Collins-Bratton: I did not join the Park Board until October 2017, so I was not in the first briefing related to a potential RFP in December 2016. I do remember when Mark Schuster presented to the Park Board in June 2018 for the briefing and vote, there were several representatives from Friends of Reverchon Park in the gallery, and one who spoke in favor of the deal. Like I said, I had very little knowledge of that RFP; you might reach out to Jesse Moreno since it’s his district and he’s been on the Board since 2015.
Me: Who suggested and what was the reasoning for the increases in scope in the 2019 RFP? The lack of those changes don’t seem to have been a contributing factor in the first RFP winner’s overall business failure.
Collins-Bratton: Similarly, I had no knowledge of any change in scope to the second RFP. I remember disappointment that Schuster’s group couldn’t raise the money (which we questioned him about extensively during the June 2018 briefing and vote), so it was my understanding that Park staff reissued the RFP based on hearing of other potential interest in reviving the idea.

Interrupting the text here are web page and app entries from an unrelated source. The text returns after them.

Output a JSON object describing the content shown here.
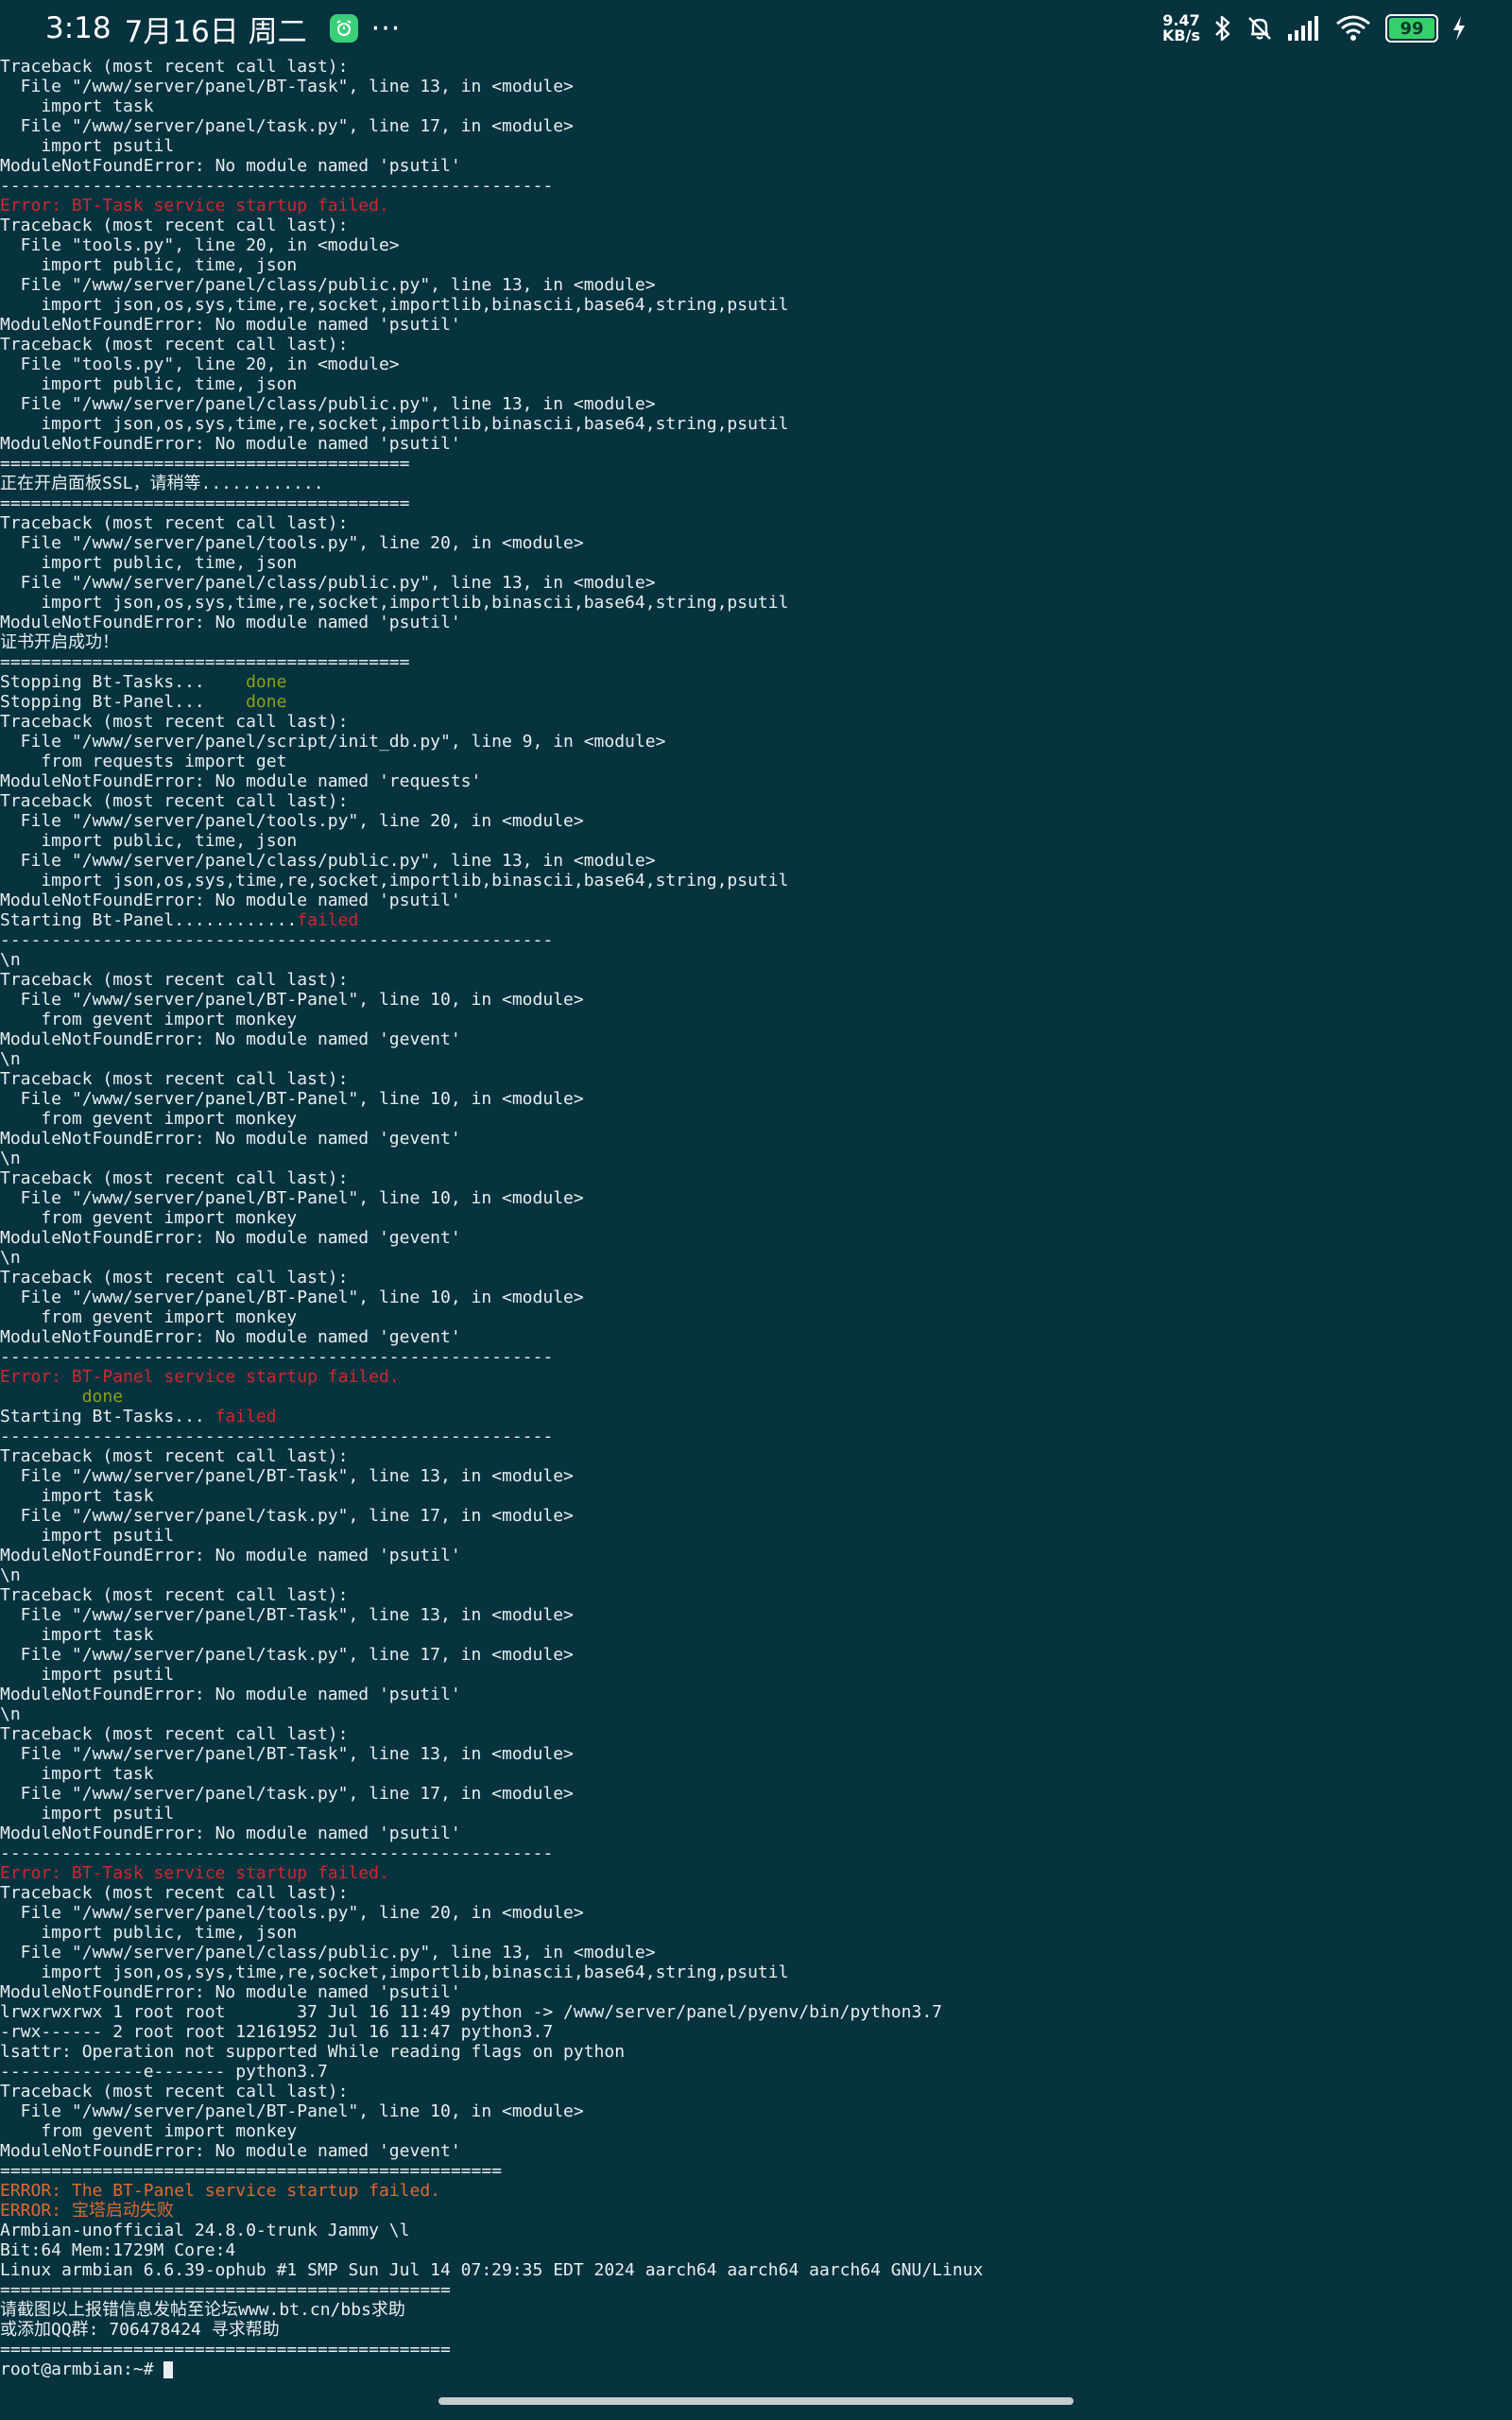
{
  "status_bar": {
    "time": "3:18",
    "date": "7月16日 周二",
    "dots": "···",
    "net_speed_value": "9.47",
    "net_speed_unit": "KB/s",
    "battery": "99",
    "colors": {
      "battery_fill": "#35d06b",
      "app_badge": "#3ad07a"
    },
    "icons": [
      "alarm-app-icon",
      "bluetooth-icon",
      "mute-bell-icon",
      "signal-icon",
      "wifi-icon",
      "battery-icon",
      "charging-icon"
    ]
  },
  "terminal": {
    "colors": {
      "background": "#07333f",
      "text": "#e8eef0",
      "error_red": "#d0262f",
      "error_orange": "#e06a2c",
      "done_green": "#8fa016"
    },
    "lines": [
      {
        "text": "Traceback (most recent call last):"
      },
      {
        "text": "  File \"/www/server/panel/BT-Task\", line 13, in <module>"
      },
      {
        "text": "    import task"
      },
      {
        "text": "  File \"/www/server/panel/task.py\", line 17, in <module>"
      },
      {
        "text": "    import psutil"
      },
      {
        "text": "ModuleNotFoundError: No module named 'psutil'"
      },
      {
        "text": "------------------------------------------------------"
      },
      {
        "text": "Error: BT-Task service startup failed.",
        "color": "red"
      },
      {
        "text": "Traceback (most recent call last):"
      },
      {
        "text": "  File \"tools.py\", line 20, in <module>"
      },
      {
        "text": "    import public, time, json"
      },
      {
        "text": "  File \"/www/server/panel/class/public.py\", line 13, in <module>"
      },
      {
        "text": "    import json,os,sys,time,re,socket,importlib,binascii,base64,string,psutil"
      },
      {
        "text": "ModuleNotFoundError: No module named 'psutil'"
      },
      {
        "text": "Traceback (most recent call last):"
      },
      {
        "text": "  File \"tools.py\", line 20, in <module>"
      },
      {
        "text": "    import public, time, json"
      },
      {
        "text": "  File \"/www/server/panel/class/public.py\", line 13, in <module>"
      },
      {
        "text": "    import json,os,sys,time,re,socket,importlib,binascii,base64,string,psutil"
      },
      {
        "text": "ModuleNotFoundError: No module named 'psutil'"
      },
      {
        "text": "========================================"
      },
      {
        "text": "正在开启面板SSL，请稍等............"
      },
      {
        "text": "========================================"
      },
      {
        "text": "Traceback (most recent call last):"
      },
      {
        "text": "  File \"/www/server/panel/tools.py\", line 20, in <module>"
      },
      {
        "text": "    import public, time, json"
      },
      {
        "text": "  File \"/www/server/panel/class/public.py\", line 13, in <module>"
      },
      {
        "text": "    import json,os,sys,time,re,socket,importlib,binascii,base64,string,psutil"
      },
      {
        "text": "ModuleNotFoundError: No module named 'psutil'"
      },
      {
        "text": "证书开启成功！"
      },
      {
        "text": "========================================"
      },
      {
        "text": "Stopping Bt-Tasks...    ",
        "tail": "done",
        "tail_color": "green"
      },
      {
        "text": "Stopping Bt-Panel...    ",
        "tail": "done",
        "tail_color": "green"
      },
      {
        "text": "Traceback (most recent call last):"
      },
      {
        "text": "  File \"/www/server/panel/script/init_db.py\", line 9, in <module>"
      },
      {
        "text": "    from requests import get"
      },
      {
        "text": "ModuleNotFoundError: No module named 'requests'"
      },
      {
        "text": "Traceback (most recent call last):"
      },
      {
        "text": "  File \"/www/server/panel/tools.py\", line 20, in <module>"
      },
      {
        "text": "    import public, time, json"
      },
      {
        "text": "  File \"/www/server/panel/class/public.py\", line 13, in <module>"
      },
      {
        "text": "    import json,os,sys,time,re,socket,importlib,binascii,base64,string,psutil"
      },
      {
        "text": "ModuleNotFoundError: No module named 'psutil'"
      },
      {
        "text": "Starting Bt-Panel............",
        "tail": "failed",
        "tail_color": "red"
      },
      {
        "text": "------------------------------------------------------"
      },
      {
        "text": "\\n"
      },
      {
        "text": "Traceback (most recent call last):"
      },
      {
        "text": "  File \"/www/server/panel/BT-Panel\", line 10, in <module>"
      },
      {
        "text": "    from gevent import monkey"
      },
      {
        "text": "ModuleNotFoundError: No module named 'gevent'"
      },
      {
        "text": "\\n"
      },
      {
        "text": "Traceback (most recent call last):"
      },
      {
        "text": "  File \"/www/server/panel/BT-Panel\", line 10, in <module>"
      },
      {
        "text": "    from gevent import monkey"
      },
      {
        "text": "ModuleNotFoundError: No module named 'gevent'"
      },
      {
        "text": "\\n"
      },
      {
        "text": "Traceback (most recent call last):"
      },
      {
        "text": "  File \"/www/server/panel/BT-Panel\", line 10, in <module>"
      },
      {
        "text": "    from gevent import monkey"
      },
      {
        "text": "ModuleNotFoundError: No module named 'gevent'"
      },
      {
        "text": "\\n"
      },
      {
        "text": "Traceback (most recent call last):"
      },
      {
        "text": "  File \"/www/server/panel/BT-Panel\", line 10, in <module>"
      },
      {
        "text": "    from gevent import monkey"
      },
      {
        "text": "ModuleNotFoundError: No module named 'gevent'"
      },
      {
        "text": "------------------------------------------------------"
      },
      {
        "text": "Error: BT-Panel service startup failed.",
        "color": "red"
      },
      {
        "text": "        ",
        "tail": "done",
        "tail_color": "green"
      },
      {
        "text": "Starting Bt-Tasks... ",
        "tail": "failed",
        "tail_color": "red"
      },
      {
        "text": "------------------------------------------------------"
      },
      {
        "text": "Traceback (most recent call last):"
      },
      {
        "text": "  File \"/www/server/panel/BT-Task\", line 13, in <module>"
      },
      {
        "text": "    import task"
      },
      {
        "text": "  File \"/www/server/panel/task.py\", line 17, in <module>"
      },
      {
        "text": "    import psutil"
      },
      {
        "text": "ModuleNotFoundError: No module named 'psutil'"
      },
      {
        "text": "\\n"
      },
      {
        "text": "Traceback (most recent call last):"
      },
      {
        "text": "  File \"/www/server/panel/BT-Task\", line 13, in <module>"
      },
      {
        "text": "    import task"
      },
      {
        "text": "  File \"/www/server/panel/task.py\", line 17, in <module>"
      },
      {
        "text": "    import psutil"
      },
      {
        "text": "ModuleNotFoundError: No module named 'psutil'"
      },
      {
        "text": "\\n"
      },
      {
        "text": "Traceback (most recent call last):"
      },
      {
        "text": "  File \"/www/server/panel/BT-Task\", line 13, in <module>"
      },
      {
        "text": "    import task"
      },
      {
        "text": "  File \"/www/server/panel/task.py\", line 17, in <module>"
      },
      {
        "text": "    import psutil"
      },
      {
        "text": "ModuleNotFoundError: No module named 'psutil'"
      },
      {
        "text": "------------------------------------------------------"
      },
      {
        "text": "Error: BT-Task service startup failed.",
        "color": "red"
      },
      {
        "text": "Traceback (most recent call last):"
      },
      {
        "text": "  File \"/www/server/panel/tools.py\", line 20, in <module>"
      },
      {
        "text": "    import public, time, json"
      },
      {
        "text": "  File \"/www/server/panel/class/public.py\", line 13, in <module>"
      },
      {
        "text": "    import json,os,sys,time,re,socket,importlib,binascii,base64,string,psutil"
      },
      {
        "text": "ModuleNotFoundError: No module named 'psutil'"
      },
      {
        "text": "lrwxrwxrwx 1 root root       37 Jul 16 11:49 python -> /www/server/panel/pyenv/bin/python3.7"
      },
      {
        "text": "-rwx------ 2 root root 12161952 Jul 16 11:47 python3.7"
      },
      {
        "text": "lsattr: Operation not supported While reading flags on python"
      },
      {
        "text": "--------------e------- python3.7"
      },
      {
        "text": "Traceback (most recent call last):"
      },
      {
        "text": "  File \"/www/server/panel/BT-Panel\", line 10, in <module>"
      },
      {
        "text": "    from gevent import monkey"
      },
      {
        "text": "ModuleNotFoundError: No module named 'gevent'"
      },
      {
        "text": "================================================="
      },
      {
        "text": "ERROR: The BT-Panel service startup failed.",
        "color": "orange"
      },
      {
        "text": "ERROR: 宝塔启动失败",
        "color": "orange"
      },
      {
        "text": "Armbian-unofficial 24.8.0-trunk Jammy \\l"
      },
      {
        "text": "Bit:64 Mem:1729M Core:4"
      },
      {
        "text": "Linux armbian 6.6.39-ophub #1 SMP Sun Jul 14 07:29:35 EDT 2024 aarch64 aarch64 aarch64 GNU/Linux"
      },
      {
        "text": "============================================"
      },
      {
        "text": "请截图以上报错信息发帖至论坛www.bt.cn/bbs求助"
      },
      {
        "text": "或添加QQ群: 706478424 寻求帮助"
      },
      {
        "text": "============================================"
      },
      {
        "text": "root@armbian:~# ",
        "cursor": true
      }
    ]
  }
}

At the end of our exchange I wrote: I just can’t see someone waking up one morning, checking the city’s RFPs and thinking, “Gee, I’ll build a ballfield” and get everything together in a month.
Collins-Bratton: I understand your questioning, but both of these proposers are in the ballpark/minor league sports operation business around the country. So, they are more accustomed to municipal processes and deadlines than just anyone who would haphazardly want to build a new ballpark.
Unasked: But how did they know about the RFP in the first place? I can’t imagine either of these groups scouring the city’s RFPs to see if there’s something they’re interested in.
And that’s the question.
How and when did these groups know? Did they influence the RFP’s creation? And is it a problem?